* **What to work on**
Write an exact copy of the entries below that leaves out all pictures.

* **Provided material**

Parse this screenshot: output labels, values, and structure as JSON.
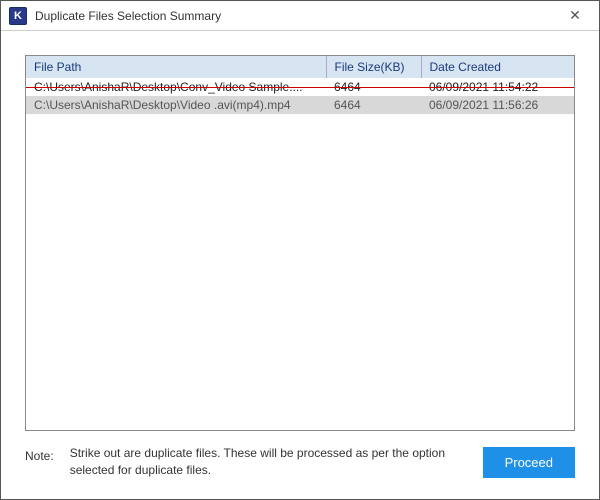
{
  "window": {
    "title": "Duplicate Files Selection Summary",
    "icon_letter": "K"
  },
  "table": {
    "headers": {
      "path": "File Path",
      "size": "File Size(KB)",
      "date": "Date Created"
    },
    "rows": [
      {
        "path": "C:\\Users\\AnishaR\\Desktop\\Conv_Video Sample....",
        "size": "6464",
        "date": "06/09/2021 11:54:22",
        "duplicate": true
      },
      {
        "path": "C:\\Users\\AnishaR\\Desktop\\Video .avi(mp4).mp4",
        "size": "6464",
        "date": "06/09/2021 11:56:26",
        "duplicate": false
      }
    ]
  },
  "footer": {
    "note_label": "Note:",
    "note_text": "Strike out are duplicate files. These will be processed as per the option selected for duplicate files.",
    "proceed_label": "Proceed"
  }
}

* **Solution to the problem**
Parse this screenshot: output labels, values, and structure as JSON.
{
  "window": {
    "title": "Duplicate Files Selection Summary",
    "icon_letter": "K"
  },
  "table": {
    "headers": {
      "path": "File Path",
      "size": "File Size(KB)",
      "date": "Date Created"
    },
    "rows": [
      {
        "path": "C:\\Users\\AnishaR\\Desktop\\Conv_Video Sample....",
        "size": "6464",
        "date": "06/09/2021 11:54:22",
        "duplicate": true
      },
      {
        "path": "C:\\Users\\AnishaR\\Desktop\\Video .avi(mp4).mp4",
        "size": "6464",
        "date": "06/09/2021 11:56:26",
        "duplicate": false
      }
    ]
  },
  "footer": {
    "note_label": "Note:",
    "note_text": "Strike out are duplicate files. These will be processed as per the option selected for duplicate files.",
    "proceed_label": "Proceed"
  }
}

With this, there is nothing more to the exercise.